» TASK: The expected output is each line in the data below that includes the string "arrow".

------------------------------------

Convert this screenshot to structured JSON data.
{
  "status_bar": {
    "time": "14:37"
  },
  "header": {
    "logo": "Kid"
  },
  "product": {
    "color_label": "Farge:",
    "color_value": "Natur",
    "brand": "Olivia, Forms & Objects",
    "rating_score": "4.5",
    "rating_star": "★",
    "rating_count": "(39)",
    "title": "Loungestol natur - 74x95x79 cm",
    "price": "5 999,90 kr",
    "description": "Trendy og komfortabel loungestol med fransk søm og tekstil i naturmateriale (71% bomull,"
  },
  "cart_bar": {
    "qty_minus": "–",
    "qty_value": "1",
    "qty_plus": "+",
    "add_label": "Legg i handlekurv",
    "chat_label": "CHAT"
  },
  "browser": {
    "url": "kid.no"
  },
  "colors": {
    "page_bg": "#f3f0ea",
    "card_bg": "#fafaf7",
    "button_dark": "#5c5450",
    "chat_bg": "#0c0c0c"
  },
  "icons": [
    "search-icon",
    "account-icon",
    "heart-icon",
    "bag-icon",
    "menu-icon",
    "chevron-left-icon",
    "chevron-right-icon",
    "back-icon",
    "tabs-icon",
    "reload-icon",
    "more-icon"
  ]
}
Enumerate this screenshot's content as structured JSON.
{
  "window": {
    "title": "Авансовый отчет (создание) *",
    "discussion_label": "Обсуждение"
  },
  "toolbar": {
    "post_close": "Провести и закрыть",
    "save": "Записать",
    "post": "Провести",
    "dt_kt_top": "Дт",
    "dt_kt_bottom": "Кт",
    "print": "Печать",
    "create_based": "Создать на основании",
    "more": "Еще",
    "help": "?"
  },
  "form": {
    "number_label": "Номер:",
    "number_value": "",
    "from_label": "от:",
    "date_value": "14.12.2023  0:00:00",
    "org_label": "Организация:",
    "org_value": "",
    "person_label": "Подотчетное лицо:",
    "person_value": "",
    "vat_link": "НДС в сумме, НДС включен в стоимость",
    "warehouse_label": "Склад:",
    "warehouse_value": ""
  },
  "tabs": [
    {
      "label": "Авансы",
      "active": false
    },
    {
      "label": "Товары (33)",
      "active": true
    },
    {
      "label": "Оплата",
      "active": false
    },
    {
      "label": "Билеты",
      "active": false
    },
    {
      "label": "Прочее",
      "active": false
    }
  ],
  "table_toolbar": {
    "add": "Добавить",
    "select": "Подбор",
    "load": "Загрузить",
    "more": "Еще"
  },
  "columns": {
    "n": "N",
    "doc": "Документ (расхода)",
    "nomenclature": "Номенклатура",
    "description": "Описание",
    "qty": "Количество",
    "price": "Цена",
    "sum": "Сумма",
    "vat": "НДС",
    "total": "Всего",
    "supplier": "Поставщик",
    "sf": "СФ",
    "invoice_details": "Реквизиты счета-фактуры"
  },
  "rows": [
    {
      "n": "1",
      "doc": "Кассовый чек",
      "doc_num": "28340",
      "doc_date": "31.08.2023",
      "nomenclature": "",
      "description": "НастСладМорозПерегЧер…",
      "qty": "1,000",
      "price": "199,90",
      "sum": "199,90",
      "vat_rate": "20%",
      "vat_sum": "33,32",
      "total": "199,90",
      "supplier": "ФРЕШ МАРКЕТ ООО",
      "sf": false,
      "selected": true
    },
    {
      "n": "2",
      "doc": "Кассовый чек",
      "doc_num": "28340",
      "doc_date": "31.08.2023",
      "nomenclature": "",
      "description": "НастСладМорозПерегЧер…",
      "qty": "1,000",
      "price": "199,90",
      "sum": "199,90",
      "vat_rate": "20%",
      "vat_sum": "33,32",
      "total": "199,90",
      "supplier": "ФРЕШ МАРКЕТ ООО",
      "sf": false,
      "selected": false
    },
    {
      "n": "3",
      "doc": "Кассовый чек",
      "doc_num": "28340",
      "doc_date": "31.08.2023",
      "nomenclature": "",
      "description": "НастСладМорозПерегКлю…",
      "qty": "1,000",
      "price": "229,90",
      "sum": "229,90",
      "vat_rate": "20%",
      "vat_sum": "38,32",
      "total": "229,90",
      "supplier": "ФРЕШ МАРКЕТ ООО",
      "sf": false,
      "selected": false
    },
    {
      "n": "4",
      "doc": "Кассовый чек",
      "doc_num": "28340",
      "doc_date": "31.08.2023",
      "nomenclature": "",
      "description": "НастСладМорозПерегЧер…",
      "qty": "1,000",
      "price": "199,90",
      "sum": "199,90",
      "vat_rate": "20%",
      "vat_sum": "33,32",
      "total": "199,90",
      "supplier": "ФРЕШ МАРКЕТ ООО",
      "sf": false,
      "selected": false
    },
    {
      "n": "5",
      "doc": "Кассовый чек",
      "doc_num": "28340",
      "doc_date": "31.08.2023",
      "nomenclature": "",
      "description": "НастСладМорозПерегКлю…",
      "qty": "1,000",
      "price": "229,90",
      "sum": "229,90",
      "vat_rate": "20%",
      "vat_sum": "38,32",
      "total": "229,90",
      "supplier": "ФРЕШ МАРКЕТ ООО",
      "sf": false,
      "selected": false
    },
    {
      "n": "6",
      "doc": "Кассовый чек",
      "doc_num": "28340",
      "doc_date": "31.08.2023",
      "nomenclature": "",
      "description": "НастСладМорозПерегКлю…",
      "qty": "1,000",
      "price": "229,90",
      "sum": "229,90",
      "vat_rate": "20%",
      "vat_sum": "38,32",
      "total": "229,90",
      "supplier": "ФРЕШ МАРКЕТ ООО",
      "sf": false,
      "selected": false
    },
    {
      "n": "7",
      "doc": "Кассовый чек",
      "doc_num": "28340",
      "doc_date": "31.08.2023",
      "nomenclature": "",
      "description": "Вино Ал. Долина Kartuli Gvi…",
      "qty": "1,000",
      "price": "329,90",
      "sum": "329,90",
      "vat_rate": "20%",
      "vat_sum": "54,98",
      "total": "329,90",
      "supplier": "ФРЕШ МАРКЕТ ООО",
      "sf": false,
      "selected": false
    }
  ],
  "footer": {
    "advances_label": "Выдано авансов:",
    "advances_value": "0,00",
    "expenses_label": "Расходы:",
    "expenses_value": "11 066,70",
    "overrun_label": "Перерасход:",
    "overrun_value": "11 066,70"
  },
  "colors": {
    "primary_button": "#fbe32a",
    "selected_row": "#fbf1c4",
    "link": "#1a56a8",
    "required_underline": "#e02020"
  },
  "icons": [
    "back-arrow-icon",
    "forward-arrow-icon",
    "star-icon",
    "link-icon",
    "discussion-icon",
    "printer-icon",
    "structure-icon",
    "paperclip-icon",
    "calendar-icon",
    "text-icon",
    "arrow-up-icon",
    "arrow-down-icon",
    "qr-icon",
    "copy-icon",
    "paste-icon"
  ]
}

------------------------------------

» ANSWER SPACE:
    "back-arrow-icon",
    "forward-arrow-icon",
    "arrow-up-icon",
    "arrow-down-icon",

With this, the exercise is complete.